My first thought as I began to read the opening pages of Phillip Cary’s book “The Meaning of Protestant Theology” was that I had picked up a boring, poorly written book that would be difficult to recommend for an average reader.
That was my impression of the introduction – I thought I was looking at a book written for the very intelligent, scholarly reader, a class into which I do not place myself. I read all the introduction and my opinion did not change. It did not seem fair, however, to judge a book solely by its introduction, so I began chapter 1. I found a readable, interesting essay discussing the work of Plato as assimilated by early Christian writers. This sets the foundation for the book which is designed to follow the thoughts of Plato to Augustine to Luther and the Reformation.

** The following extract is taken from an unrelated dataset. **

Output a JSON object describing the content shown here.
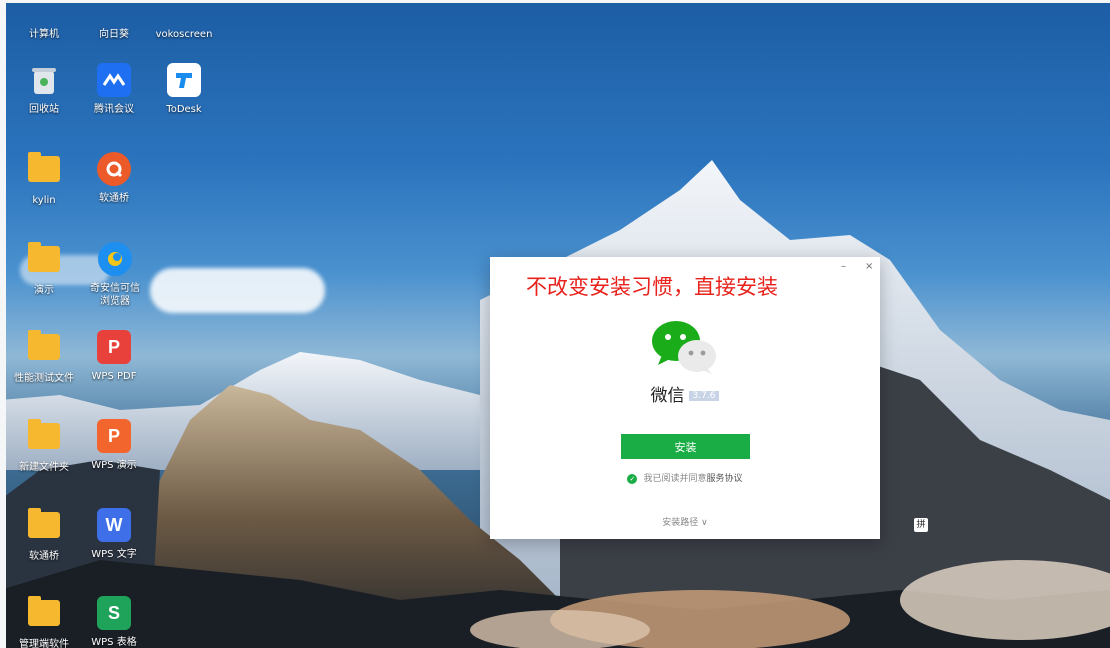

The book is readable and interesting, unlike the introduction. The book will be of interest to those interested in the development of Protestant (Lutheran) theology through history – though the writer clearly states that he has no desire of leaving the reader a devotee of Luther’s teaching; the author clearly states that he is Episcopalian. Not a systematic theology, but clearly rooted in the discipline of historical theology.
Though not knowledgeable in this field, I found the book interesting and relatively easy to read as, to me, an introduction to historical theology. The book probably would not find a home in most local church libraries, though individual pastors with an interest in pre-Christian philosophy, early Christian theology, and the development of early Protestant thought may find it of interest. Most seminaries, both Protestant and Catholic, would find a place for this book in their collections as it begins by exploring the connection between Platonism and Augustine and ends by exploring the connection between Plato, Augustine, and Luther.
This review is based on a free electronic copy provided by the publisher for the purpose of creating this review. The opinions expressed are my own.